Provided by Prince William County Schools
“This is exciting news that rewards all the hard work going on to produce continuous improvement at every one of our schools,” said Deputy PWCS Superintendent Rae Darlington. “Some of the results also remind us that several improving schools still have a way to go to reach the student learning and performance we expect; and a couple will be getting special attention to accelerate their journeys.”
The accreditation status of Fred Lynn Middle School is not yet determined, as VDOE reviews schools statewide that had been “Accredited with Warning” for multiple years. Fred Lynn is in that category, and fell short of accreditation benchmarks in science and English. However, the school did post improving results since last year in all four content areas, including a 17-point gain in science and 16 points in math.
“We are seeing definite signs of improvement there, and in the few other schools that fell short of full accreditation. And we are committed to getting them all quickly back on track to helping every student achieve the success that he or she deserves,” added Darlington.
Among the other schools that were not Fully Accredited, Dumfries and Neabsco Elementary Schools, and Beville and Godwin Middle Schools were rated as “Partially Accredited: Approaching Benchmark-Pass Rate,” missing pass rate benchmarks by just a point or two in a single subject. Vaughan Elementary was “Partially Accredited: Warned School-Pass Rate,” coming close to the target pass rate in English, but missing by more in science. Belmont Elementary was designated “Partially Accredited: Improving School-Pass Rate,” recognizing a seven-point gain in English pass rates over last year.
Despite that improvement, federal accountability results now list Belmont as a “Priority School,” based on the latest SOL performance results in comparison to other Virginia schools. Efforts to move up after last year’s Virginia “Focus School” status yielded some gains, but student scores in reading and mathematics did not rise to desired levels.
Belmont’s “Priority School” status lasts three years and requires the school to follow VDOE’s prescribed and approved measures toward improvement. These include: involvement of an expert outside improvement partner; review and strengthening of the instructional program; finding ways to extend learning time; and extra training and assistance to aid teachers committed to measurable increases in student performance.

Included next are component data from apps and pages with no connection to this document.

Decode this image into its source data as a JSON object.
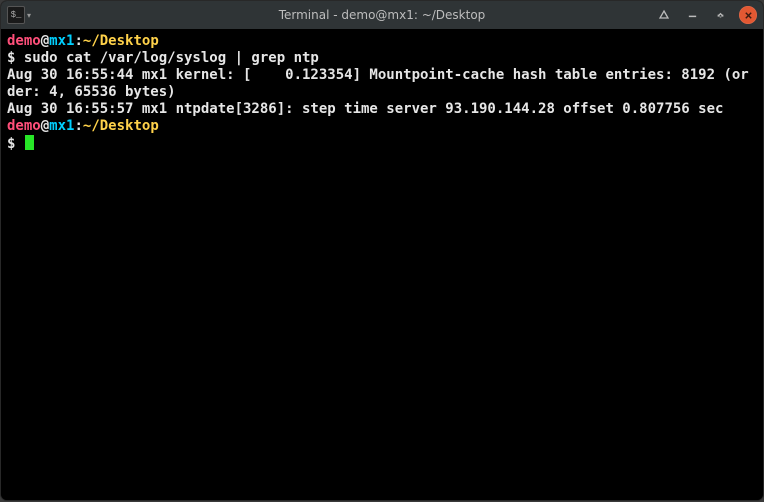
{
  "titlebar": {
    "icon_glyph": "$_",
    "title": "Terminal - demo@mx1: ~/Desktop"
  },
  "prompt": {
    "user": "demo",
    "at": "@",
    "host": "mx1",
    "colon": ":",
    "path": "~/Desktop",
    "dollar": "$ "
  },
  "lines": {
    "cmd1": "sudo cat /var/log/syslog | grep ntp",
    "out1": "Aug 30 16:55:44 mx1 kernel: [    0.123354] Mountpoint-cache hash table entries: 8192 (order: 4, 65536 bytes)",
    "out2": "Aug 30 16:55:57 mx1 ntpdate[3286]: step time server 93.190.144.28 offset 0.807756 sec"
  }
}
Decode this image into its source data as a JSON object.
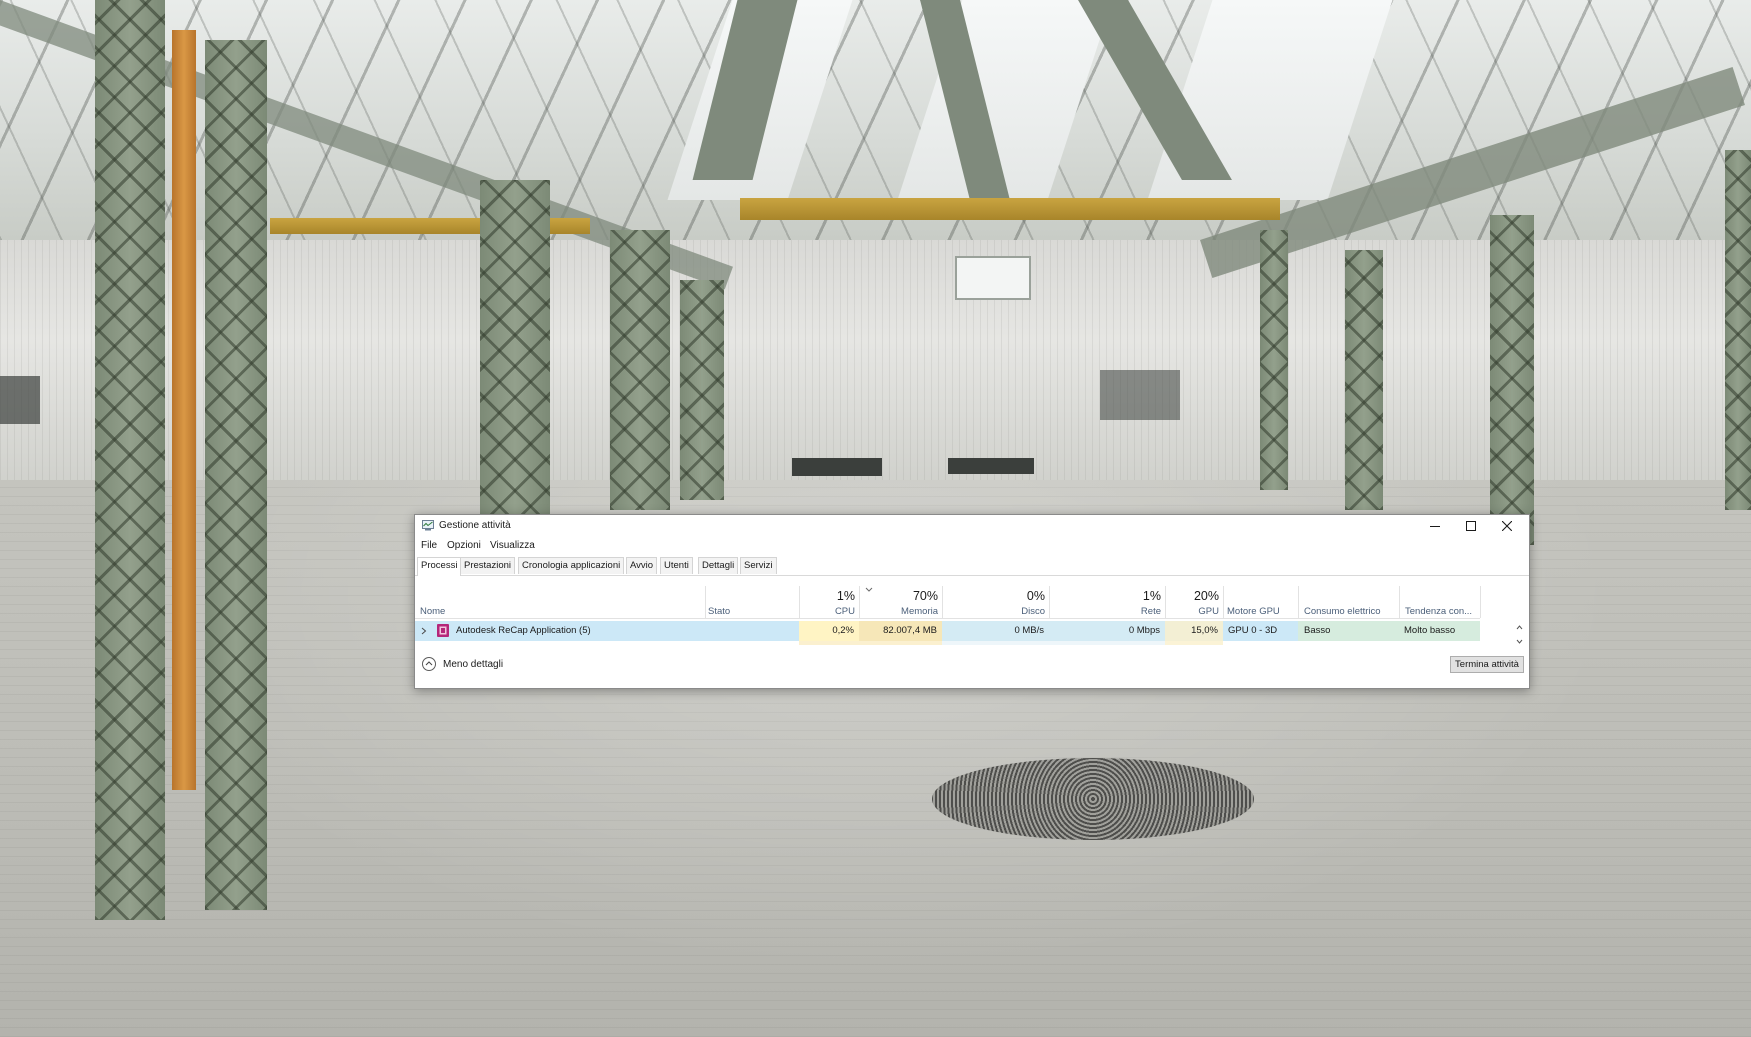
{
  "window": {
    "title": "Gestione attività",
    "controls": {
      "minimize": "minimize-icon",
      "maximize": "maximize-icon",
      "close": "close-icon"
    }
  },
  "menu": [
    "File",
    "Opzioni",
    "Visualizza"
  ],
  "tabs": [
    "Processi",
    "Prestazioni",
    "Cronologia applicazioni",
    "Avvio",
    "Utenti",
    "Dettagli",
    "Servizi"
  ],
  "active_tab": "Processi",
  "columns": {
    "name": {
      "label": "Nome"
    },
    "status": {
      "label": "Stato"
    },
    "cpu": {
      "label": "CPU",
      "percent": "1%"
    },
    "memory": {
      "label": "Memoria",
      "percent": "70%"
    },
    "disk": {
      "label": "Disco",
      "percent": "0%"
    },
    "network": {
      "label": "Rete",
      "percent": "1%"
    },
    "gpu": {
      "label": "GPU",
      "percent": "20%"
    },
    "gpu_engine": {
      "label": "Motore GPU"
    },
    "power": {
      "label": "Consumo elettrico"
    },
    "power_trend": {
      "label": "Tendenza con..."
    }
  },
  "process": {
    "name": "Autodesk ReCap Application (5)",
    "status": "",
    "cpu": "0,2%",
    "memory": "82.007,4 MB",
    "disk": "0 MB/s",
    "network": "0 Mbps",
    "gpu": "15,0%",
    "gpu_engine": "GPU 0 - 3D",
    "power": "Basso",
    "power_trend": "Molto basso"
  },
  "footer": {
    "less_details": "Meno dettagli",
    "end_task": "Termina attività"
  },
  "colors": {
    "selected_row": "#cce8f7",
    "memory_heat": "#f6e7b8",
    "cpu_heat": "#fff4c4",
    "header_label": "#4c607a",
    "app_icon": "#b5267a"
  }
}
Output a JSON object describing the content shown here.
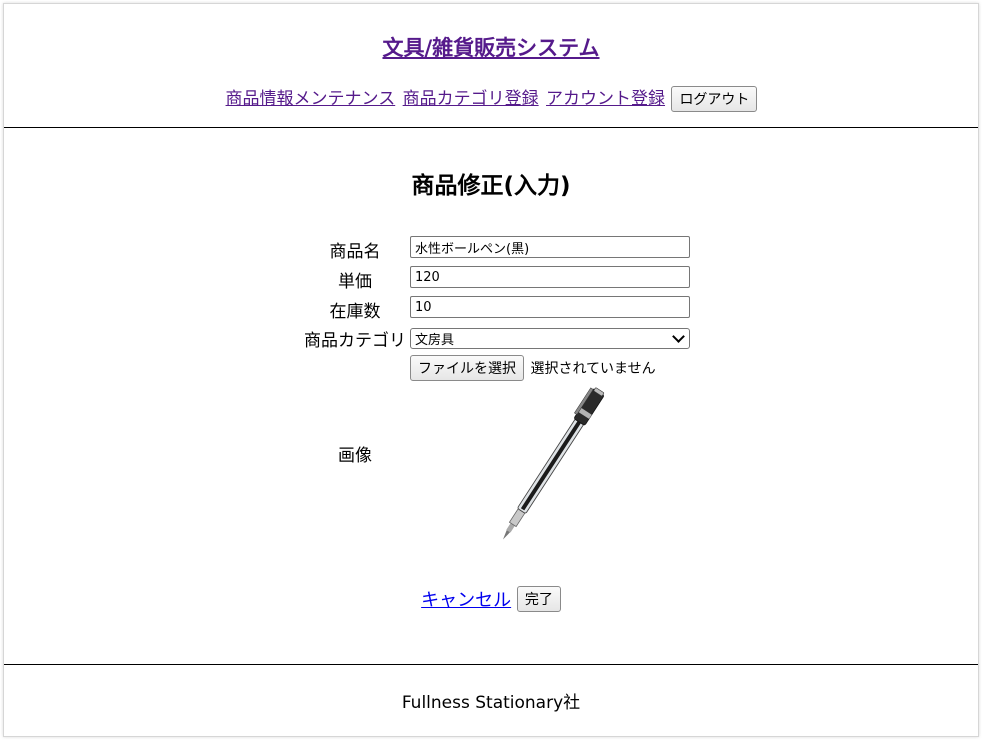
{
  "header": {
    "site_title": "文具/雑貨販売システム",
    "nav": {
      "item_maintenance": "商品情報メンテナンス",
      "category_register": "商品カテゴリ登録",
      "account_register": "アカウント登録",
      "logout_label": "ログアウト"
    }
  },
  "main": {
    "page_title": "商品修正(入力)",
    "form": {
      "name_label": "商品名",
      "name_value": "水性ボールペン(黒)",
      "price_label": "単価",
      "price_value": "120",
      "stock_label": "在庫数",
      "stock_value": "10",
      "category_label": "商品カテゴリ",
      "category_selected": "文房具",
      "file_button_label": "ファイルを選択",
      "file_status": "選択されていません",
      "image_label": "画像",
      "image_subject": "pen-image"
    },
    "actions": {
      "cancel_label": "キャンセル",
      "complete_label": "完了"
    }
  },
  "footer": {
    "company": "Fullness Stationary社"
  },
  "colors": {
    "visited_link": "#551a8b",
    "link": "#0000ee"
  }
}
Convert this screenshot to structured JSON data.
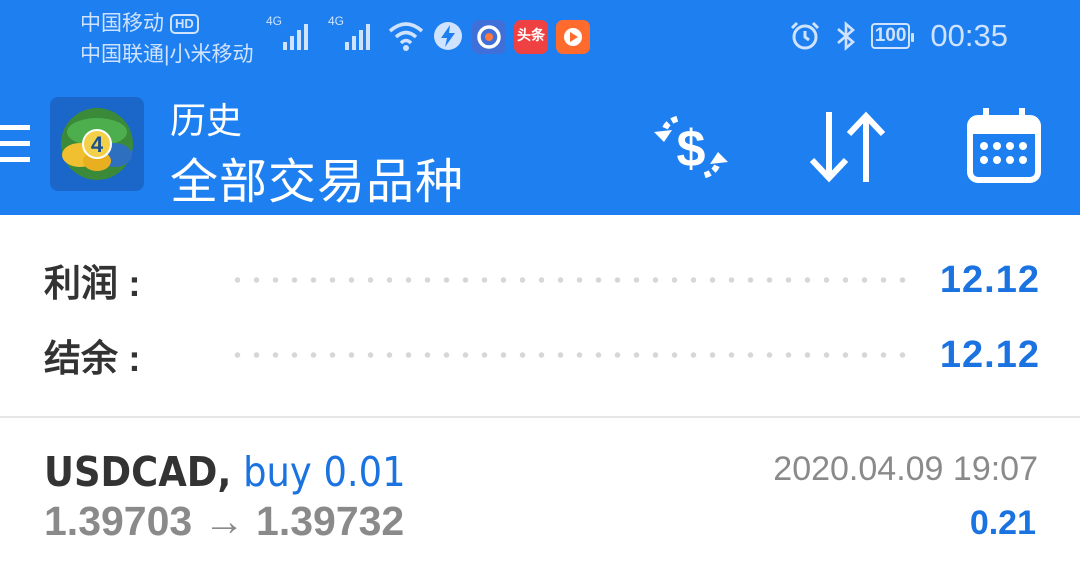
{
  "status_bar": {
    "carrier_1": "中国移动",
    "carrier_1_badge": "HD",
    "carrier_2": "中国联通|小米移动",
    "sim1_network": "4G",
    "sim2_network": "4G",
    "battery": "100",
    "time": "00:35",
    "notification_icons": [
      "wifi-icon",
      "flash-app-icon",
      "browser-app-icon",
      "toutiao-app-icon",
      "video-app-icon"
    ],
    "toutiao_label": "头条"
  },
  "toolbar": {
    "title": "历史",
    "subtitle": "全部交易品种",
    "logo_badge": "4",
    "icons": [
      "currency-exchange-icon",
      "sort-icon",
      "calendar-icon"
    ],
    "accent_color": "#1e7ff0"
  },
  "summary": {
    "profit_label": "利润 :",
    "profit_value": "12.12",
    "balance_label": "结余 :",
    "balance_value": "12.12"
  },
  "trades": [
    {
      "symbol": "USDCAD,",
      "side": "buy 0.01",
      "open_price": "1.39703",
      "arrow": "→",
      "close_price": "1.39732",
      "time": "2020.04.09 19:07",
      "profit": "0.21"
    }
  ]
}
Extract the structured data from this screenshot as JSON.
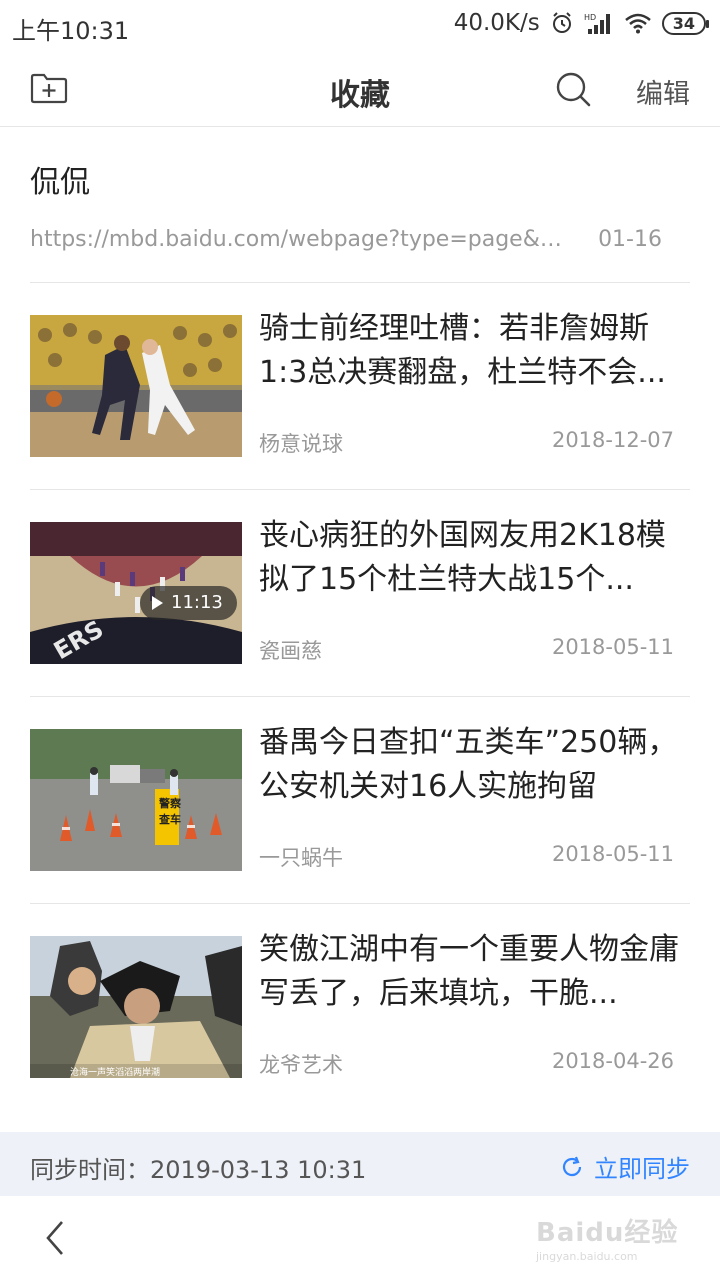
{
  "status_bar": {
    "time": "上午10:31",
    "speed": "40.0K/s",
    "battery": "34",
    "icons": [
      "alarm-icon",
      "signal-icon",
      "wifi-icon",
      "battery-icon"
    ]
  },
  "header": {
    "title": "收藏",
    "edit_label": "编辑",
    "icons": [
      "add-folder-icon",
      "search-icon"
    ]
  },
  "first_item": {
    "title": "侃侃",
    "url": "https://mbd.baidu.com/webpage?type=page&actio...",
    "date": "01-16"
  },
  "items": [
    {
      "title": "骑士前经理吐槽：若非詹姆斯1:3总决赛翻盘，杜兰特不会...",
      "source": "杨意说球",
      "date": "2018-12-07"
    },
    {
      "title": "丧心病狂的外国网友用2K18模拟了15个杜兰特大战15个...",
      "source": "瓷画慈",
      "date": "2018-05-11",
      "video_duration": "11:13"
    },
    {
      "title": "番禺今日查扣“五类车”250辆，公安机关对16人实施拘留",
      "source": "一只蜗牛",
      "date": "2018-05-11",
      "thumb_caption": "警察查车"
    },
    {
      "title": "笑傲江湖中有一个重要人物金庸写丢了，后来填坑，干脆...",
      "source": "龙爷艺术",
      "date": "2018-04-26",
      "thumb_caption": "沧海一声笑滔滔两岸潮"
    }
  ],
  "sync": {
    "time_text": "同步时间：2019-03-13 10:31",
    "button_label": "立即同步"
  },
  "footer": {
    "watermark": "Baidu经验",
    "watermark_url": "jingyan.baidu.com"
  },
  "colors": {
    "accent": "#3385ff",
    "sync_bg": "#eef2f8",
    "divider": "#e6e6e6"
  }
}
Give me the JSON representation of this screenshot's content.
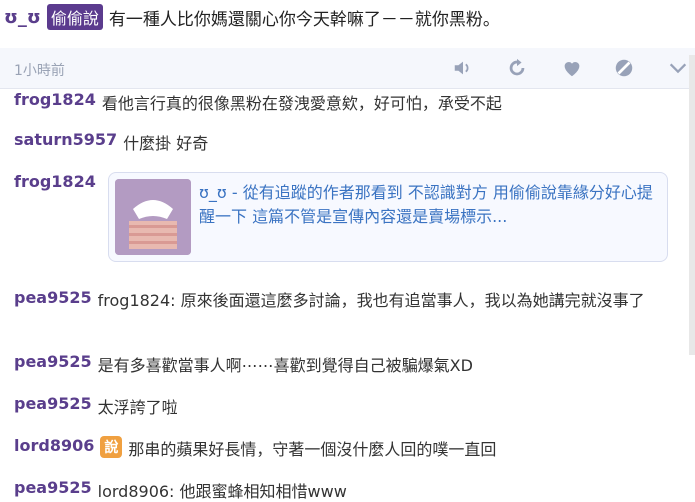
{
  "post": {
    "author": "ʊ_ʊ",
    "board": "偷偷說",
    "text": "有一種人比你媽還關心你今天幹嘛了－－就你黑粉。"
  },
  "meta": {
    "time": "1小時前",
    "icons": [
      "speaker-icon",
      "refresh-icon",
      "heart-icon",
      "block-icon",
      "chevron-down-icon"
    ]
  },
  "comments": [
    {
      "user": "frog1824",
      "text": "看他言行真的很像黑粉在發洩愛意欸，好可怕，承受不起"
    },
    {
      "user": "saturn5957",
      "text": "什麼掛 好奇"
    },
    {
      "user": "frog1824",
      "text": ""
    },
    {
      "user": "pea9525",
      "text": "frog1824: 原來後面還這麼多討論，我也有追當事人，我以為她講完就沒事了"
    },
    {
      "user": "pea9525",
      "text": "是有多喜歡當事人啊⋯⋯喜歡到覺得自己被騙爆氣XD"
    },
    {
      "user": "pea9525",
      "text": "太浮誇了啦"
    },
    {
      "user": "lord8906",
      "badge": "說",
      "text": "那串的蘋果好長情，守著一個沒什麼人回的噗一直回"
    },
    {
      "user": "pea9525",
      "text": "lord8906: 他跟蜜蜂相知相惜www"
    }
  ],
  "preview": {
    "text": "ʊ_ʊ - 從有追蹤的作者那看到 不認識對方 用偷偷說靠緣分好心提醒一下 這篇不管是宣傳內容還是賣場標示..."
  },
  "colors": {
    "accent": "#5b3b8e",
    "username": "#5a3e8c",
    "link": "#3a73c2",
    "meta_bg": "#f5f7fc"
  }
}
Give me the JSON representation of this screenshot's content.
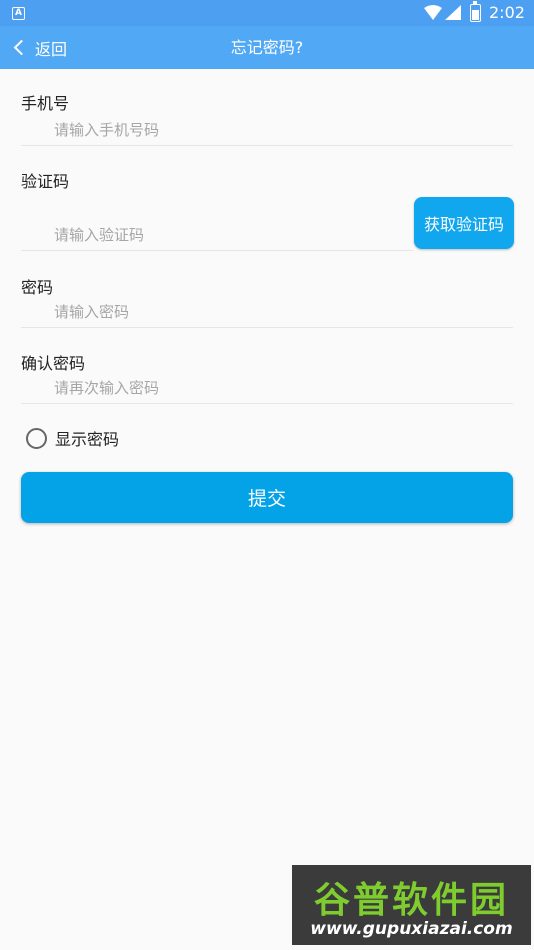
{
  "status_bar": {
    "notification_icon": "A",
    "time": "2:02",
    "icons": [
      "wifi-icon",
      "signal-icon",
      "battery-icon"
    ]
  },
  "app_bar": {
    "back_label": "返回",
    "title": "忘记密码?",
    "color": "#51a9f5"
  },
  "form": {
    "phone": {
      "label": "手机号",
      "placeholder": "请输入手机号码",
      "value": ""
    },
    "code": {
      "label": "验证码",
      "placeholder": "请输入验证码",
      "value": "",
      "button_label": "获取验证码"
    },
    "password": {
      "label": "密码",
      "placeholder": "请输入密码",
      "value": ""
    },
    "confirm": {
      "label": "确认密码",
      "placeholder": "请再次输入密码",
      "value": ""
    },
    "show_password": {
      "label": "显示密码",
      "checked": false
    },
    "submit_label": "提交",
    "button_color": "#04a3e8"
  },
  "watermark": {
    "brand": "谷普软件园",
    "url": "www.gupuxiazai.com"
  }
}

Kerrydale Elementary is now designated as a “Focus School” based on SOL scores and challenges with the performance of their African-American students. That designation ensures both extra help and VDOE oversight, as the school charts a course toward improved performance.
Other federal accountability results show:
- Divisionwide, PWCS met 39 of 45 Annual Measurable Objectives (AMO);
- All of the participation objectives in Reading and Mathematics were met at the Division level;
- All student subgroups except those with disabilities met performance objectives in reading and mathematics;
- 34 schools met all AMOs and higher expectations. Another 18 schools met all but one AMO.
“Higher expectations continue to raise the bar on AMO targets, and our students and schools are rising to the challenge,” said Darlington. “This report will help us increase our focus and redouble our efforts to improve every school and help every student succeed. It is also a great reminder that our students are already being well served by the dedicated educators in Prince William County Public Schools.”
To see the full VDOE report on PWCS Division and school-by-school performance, visit:
For a guide to the meaning of state accreditation and federal accountability designations and terminology, visit: